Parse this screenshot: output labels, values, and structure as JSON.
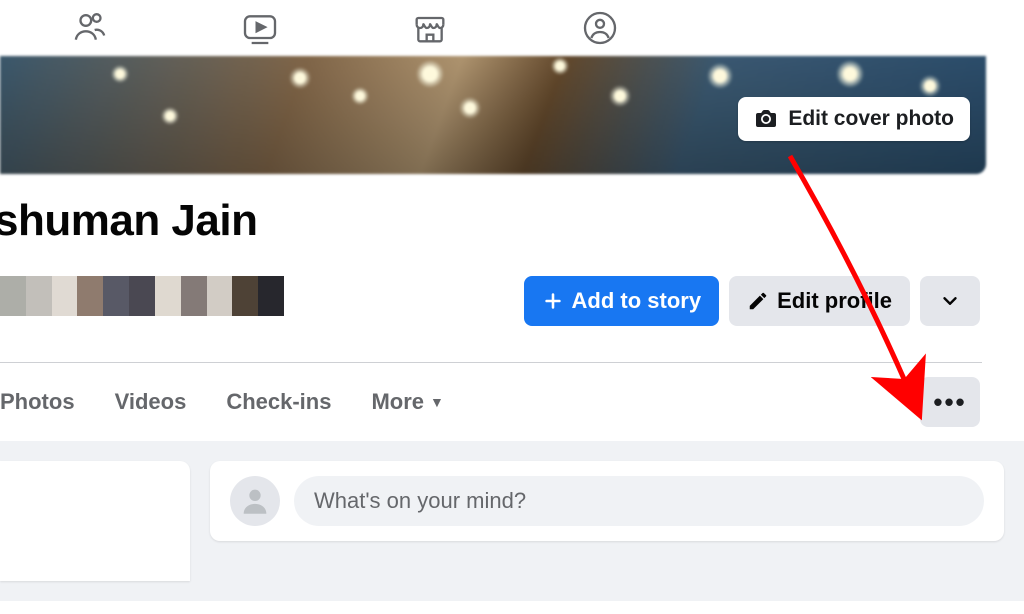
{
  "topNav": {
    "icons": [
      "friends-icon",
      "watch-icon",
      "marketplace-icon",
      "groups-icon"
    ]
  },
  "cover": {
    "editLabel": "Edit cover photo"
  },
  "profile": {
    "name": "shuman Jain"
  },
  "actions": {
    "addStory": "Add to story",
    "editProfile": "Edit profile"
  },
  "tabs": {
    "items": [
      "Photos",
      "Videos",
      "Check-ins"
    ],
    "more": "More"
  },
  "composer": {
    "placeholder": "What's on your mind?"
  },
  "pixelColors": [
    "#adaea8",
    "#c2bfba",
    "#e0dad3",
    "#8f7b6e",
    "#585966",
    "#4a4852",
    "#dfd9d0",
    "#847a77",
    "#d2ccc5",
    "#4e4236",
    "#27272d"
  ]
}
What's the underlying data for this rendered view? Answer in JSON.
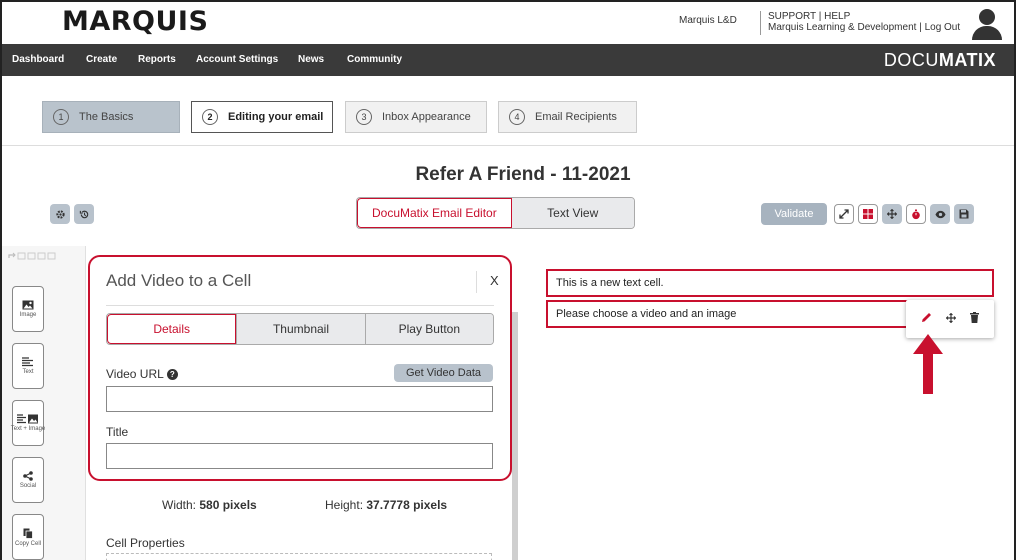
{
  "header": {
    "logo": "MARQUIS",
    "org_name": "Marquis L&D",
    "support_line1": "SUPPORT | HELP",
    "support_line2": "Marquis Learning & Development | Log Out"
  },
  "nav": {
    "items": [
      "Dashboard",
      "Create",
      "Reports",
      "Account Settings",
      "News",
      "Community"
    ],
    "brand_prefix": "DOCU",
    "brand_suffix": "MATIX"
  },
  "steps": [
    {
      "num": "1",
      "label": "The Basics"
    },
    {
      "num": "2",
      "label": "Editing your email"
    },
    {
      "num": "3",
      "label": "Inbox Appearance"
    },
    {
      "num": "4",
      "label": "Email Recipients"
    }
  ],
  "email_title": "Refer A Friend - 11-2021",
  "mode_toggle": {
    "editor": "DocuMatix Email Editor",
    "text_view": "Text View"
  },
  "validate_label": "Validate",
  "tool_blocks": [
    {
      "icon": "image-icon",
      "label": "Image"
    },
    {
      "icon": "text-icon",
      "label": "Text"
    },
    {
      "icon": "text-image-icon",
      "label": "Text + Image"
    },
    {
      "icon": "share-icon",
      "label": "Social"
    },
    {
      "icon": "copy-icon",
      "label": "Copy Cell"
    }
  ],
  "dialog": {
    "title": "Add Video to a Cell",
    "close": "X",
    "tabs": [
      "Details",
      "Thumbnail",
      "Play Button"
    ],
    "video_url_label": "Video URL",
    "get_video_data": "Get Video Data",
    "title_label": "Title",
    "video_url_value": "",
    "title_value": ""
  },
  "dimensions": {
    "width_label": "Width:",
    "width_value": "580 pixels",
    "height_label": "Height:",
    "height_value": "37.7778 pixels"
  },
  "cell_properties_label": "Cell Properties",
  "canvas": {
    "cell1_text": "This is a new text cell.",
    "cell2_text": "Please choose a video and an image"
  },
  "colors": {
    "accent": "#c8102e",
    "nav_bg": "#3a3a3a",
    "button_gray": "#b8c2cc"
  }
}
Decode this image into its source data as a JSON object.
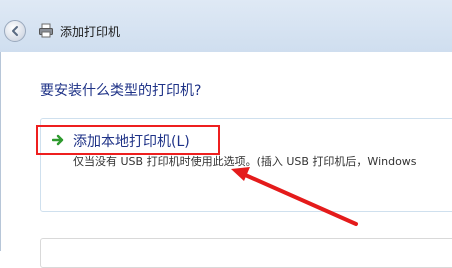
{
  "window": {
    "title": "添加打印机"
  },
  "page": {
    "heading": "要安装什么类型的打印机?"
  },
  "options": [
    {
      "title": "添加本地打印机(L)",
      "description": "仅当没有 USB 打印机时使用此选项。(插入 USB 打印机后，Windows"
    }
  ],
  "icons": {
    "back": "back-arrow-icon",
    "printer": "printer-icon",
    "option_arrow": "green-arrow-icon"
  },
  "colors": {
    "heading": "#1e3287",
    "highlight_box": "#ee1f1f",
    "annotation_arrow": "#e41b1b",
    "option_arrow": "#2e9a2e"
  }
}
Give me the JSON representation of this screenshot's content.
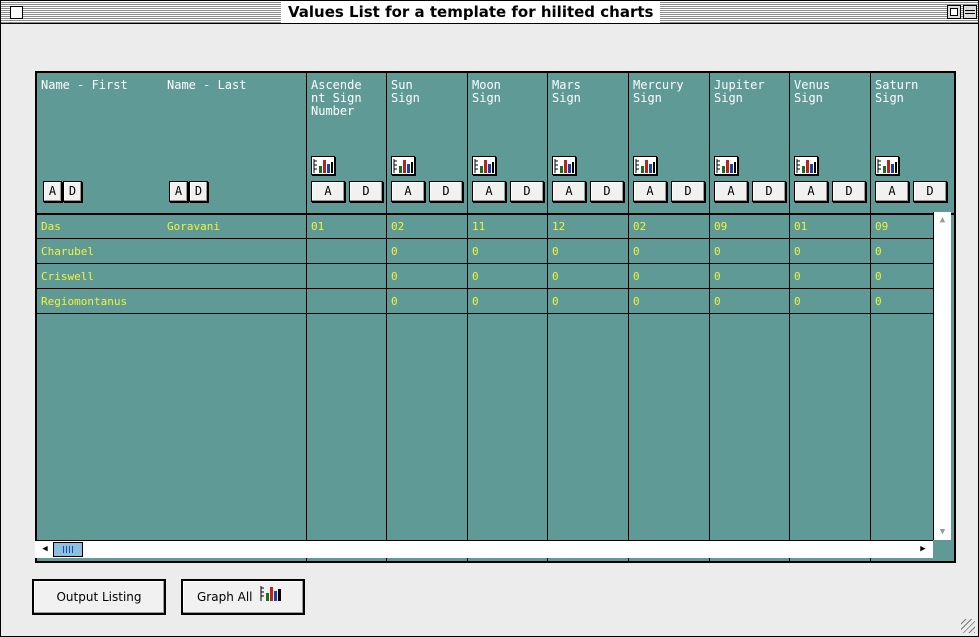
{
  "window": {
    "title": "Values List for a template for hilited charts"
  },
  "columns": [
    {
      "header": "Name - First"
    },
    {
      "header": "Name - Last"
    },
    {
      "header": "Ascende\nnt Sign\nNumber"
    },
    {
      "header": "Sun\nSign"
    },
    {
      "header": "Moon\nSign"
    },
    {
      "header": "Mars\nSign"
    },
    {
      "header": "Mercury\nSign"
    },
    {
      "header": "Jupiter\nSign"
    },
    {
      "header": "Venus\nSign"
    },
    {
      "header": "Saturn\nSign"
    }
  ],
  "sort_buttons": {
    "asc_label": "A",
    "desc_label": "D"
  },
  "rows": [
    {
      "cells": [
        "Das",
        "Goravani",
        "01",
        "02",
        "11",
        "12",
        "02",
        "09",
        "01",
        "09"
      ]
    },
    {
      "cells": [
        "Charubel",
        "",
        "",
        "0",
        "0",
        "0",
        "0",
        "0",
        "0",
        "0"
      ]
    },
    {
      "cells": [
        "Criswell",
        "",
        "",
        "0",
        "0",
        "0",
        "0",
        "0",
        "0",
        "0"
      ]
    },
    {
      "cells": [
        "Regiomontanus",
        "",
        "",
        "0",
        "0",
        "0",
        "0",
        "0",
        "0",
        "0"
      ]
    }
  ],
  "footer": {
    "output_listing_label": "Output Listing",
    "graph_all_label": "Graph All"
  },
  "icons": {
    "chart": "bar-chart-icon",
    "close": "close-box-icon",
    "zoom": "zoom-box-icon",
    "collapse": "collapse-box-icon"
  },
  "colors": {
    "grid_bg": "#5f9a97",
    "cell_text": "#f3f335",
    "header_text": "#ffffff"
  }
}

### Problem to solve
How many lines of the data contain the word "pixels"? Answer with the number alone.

### Response area
2